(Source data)
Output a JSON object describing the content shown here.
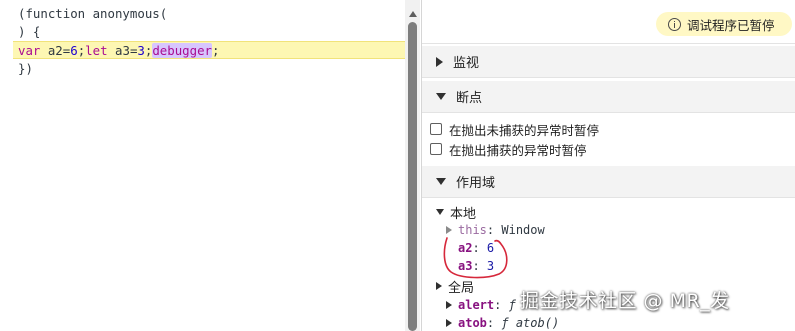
{
  "editor": {
    "line1": "(function anonymous(",
    "line2": ") {",
    "line3": {
      "kw_var": "var",
      "a2_decl": " a2=",
      "a2_value": "6",
      "sep1": ";",
      "kw_let": "let",
      "a3_decl": " a3=",
      "a3_value": "3",
      "sep2": ";",
      "kw_debugger": "debugger",
      "sep3": ";"
    },
    "line4": "})",
    "highlight_color": "#fdf7b3"
  },
  "status": {
    "paused_text": "调试程序已暂停",
    "badge_color": "#fff8c5"
  },
  "sections": {
    "watch": "监视",
    "breakpoints": "断点",
    "scope": "作用域"
  },
  "breakpoint_options": [
    "在抛出未捕获的异常时暂停",
    "在抛出捕获的异常时暂停"
  ],
  "scope": {
    "local": {
      "label": "本地",
      "this_name": "this",
      "this_value": "Window",
      "a2_name": "a2",
      "a2_value": "6",
      "a3_name": "a3",
      "a3_value": "3"
    },
    "global": {
      "label": "全局",
      "alert_name": "alert",
      "alert_value": "ƒ",
      "atob_name": "atob",
      "atob_value": "ƒ atob()"
    }
  },
  "separator": ":",
  "annotation_color": "#d6283b",
  "watermark": "掘金技术社区 @ MR_发"
}
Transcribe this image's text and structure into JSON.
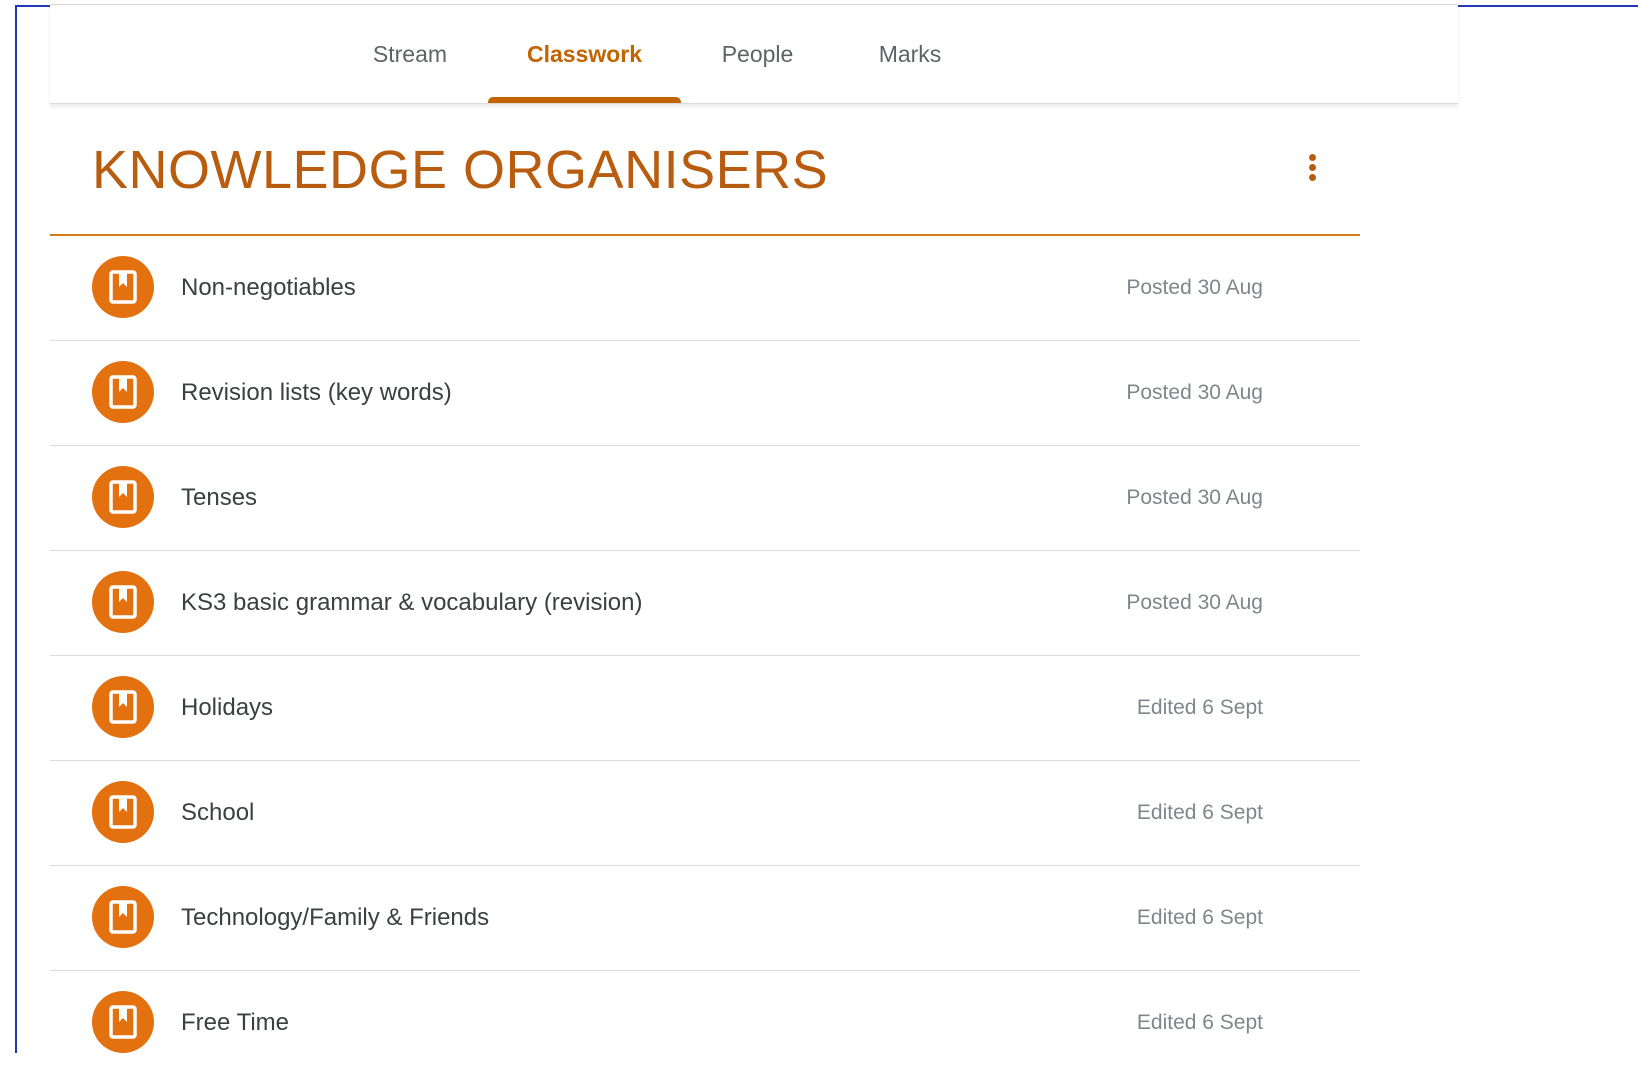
{
  "tabs": [
    {
      "label": "Stream",
      "active": false
    },
    {
      "label": "Classwork",
      "active": true
    },
    {
      "label": "People",
      "active": false
    },
    {
      "label": "Marks",
      "active": false
    }
  ],
  "topic": {
    "title": "KNOWLEDGE ORGANISERS",
    "more_icon": "more-vert-icon"
  },
  "items": [
    {
      "title": "Non-negotiables",
      "meta": "Posted 30 Aug",
      "icon": "material-bookmark-icon"
    },
    {
      "title": "Revision lists (key words)",
      "meta": "Posted 30 Aug",
      "icon": "material-bookmark-icon"
    },
    {
      "title": "Tenses",
      "meta": "Posted 30 Aug",
      "icon": "material-bookmark-icon"
    },
    {
      "title": "KS3 basic grammar & vocabulary (revision)",
      "meta": "Posted 30 Aug",
      "icon": "material-bookmark-icon"
    },
    {
      "title": "Holidays",
      "meta": "Edited 6 Sept",
      "icon": "material-bookmark-icon"
    },
    {
      "title": "School",
      "meta": "Edited 6 Sept",
      "icon": "material-bookmark-icon"
    },
    {
      "title": "Technology/Family & Friends",
      "meta": "Edited 6 Sept",
      "icon": "material-bookmark-icon"
    },
    {
      "title": "Free Time",
      "meta": "Edited 6 Sept",
      "icon": "material-bookmark-icon"
    }
  ],
  "colors": {
    "accent": "#c26401",
    "icon_bg": "#e3710f",
    "title": "#b85c0f",
    "frame": "#2435b8"
  }
}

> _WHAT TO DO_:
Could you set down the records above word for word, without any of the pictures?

> _PROBLEM SOLUTION_:
Output a JSON object describing the content shown here.
{
  "editor": {
    "line1": "(function anonymous(",
    "line2": ") {",
    "line3": {
      "kw_var": "var",
      "a2_decl": " a2=",
      "a2_value": "6",
      "sep1": ";",
      "kw_let": "let",
      "a3_decl": " a3=",
      "a3_value": "3",
      "sep2": ";",
      "kw_debugger": "debugger",
      "sep3": ";"
    },
    "line4": "})",
    "highlight_color": "#fdf7b3"
  },
  "status": {
    "paused_text": "调试程序已暂停",
    "badge_color": "#fff8c5"
  },
  "sections": {
    "watch": "监视",
    "breakpoints": "断点",
    "scope": "作用域"
  },
  "breakpoint_options": [
    "在抛出未捕获的异常时暂停",
    "在抛出捕获的异常时暂停"
  ],
  "scope": {
    "local": {
      "label": "本地",
      "this_name": "this",
      "this_value": "Window",
      "a2_name": "a2",
      "a2_value": "6",
      "a3_name": "a3",
      "a3_value": "3"
    },
    "global": {
      "label": "全局",
      "alert_name": "alert",
      "alert_value": "ƒ",
      "atob_name": "atob",
      "atob_value": "ƒ atob()"
    }
  },
  "separator": ":",
  "annotation_color": "#d6283b",
  "watermark": "掘金技术社区 @ MR_发"
}
Transcribe this image's text and structure into JSON.
{
  "tabs": [
    {
      "label": "Stream",
      "active": false
    },
    {
      "label": "Classwork",
      "active": true
    },
    {
      "label": "People",
      "active": false
    },
    {
      "label": "Marks",
      "active": false
    }
  ],
  "topic": {
    "title": "KNOWLEDGE ORGANISERS",
    "more_icon": "more-vert-icon"
  },
  "items": [
    {
      "title": "Non-negotiables",
      "meta": "Posted 30 Aug",
      "icon": "material-bookmark-icon"
    },
    {
      "title": "Revision lists (key words)",
      "meta": "Posted 30 Aug",
      "icon": "material-bookmark-icon"
    },
    {
      "title": "Tenses",
      "meta": "Posted 30 Aug",
      "icon": "material-bookmark-icon"
    },
    {
      "title": "KS3 basic grammar & vocabulary (revision)",
      "meta": "Posted 30 Aug",
      "icon": "material-bookmark-icon"
    },
    {
      "title": "Holidays",
      "meta": "Edited 6 Sept",
      "icon": "material-bookmark-icon"
    },
    {
      "title": "School",
      "meta": "Edited 6 Sept",
      "icon": "material-bookmark-icon"
    },
    {
      "title": "Technology/Family & Friends",
      "meta": "Edited 6 Sept",
      "icon": "material-bookmark-icon"
    },
    {
      "title": "Free Time",
      "meta": "Edited 6 Sept",
      "icon": "material-bookmark-icon"
    }
  ],
  "colors": {
    "accent": "#c26401",
    "icon_bg": "#e3710f",
    "title": "#b85c0f",
    "frame": "#2435b8"
  }
}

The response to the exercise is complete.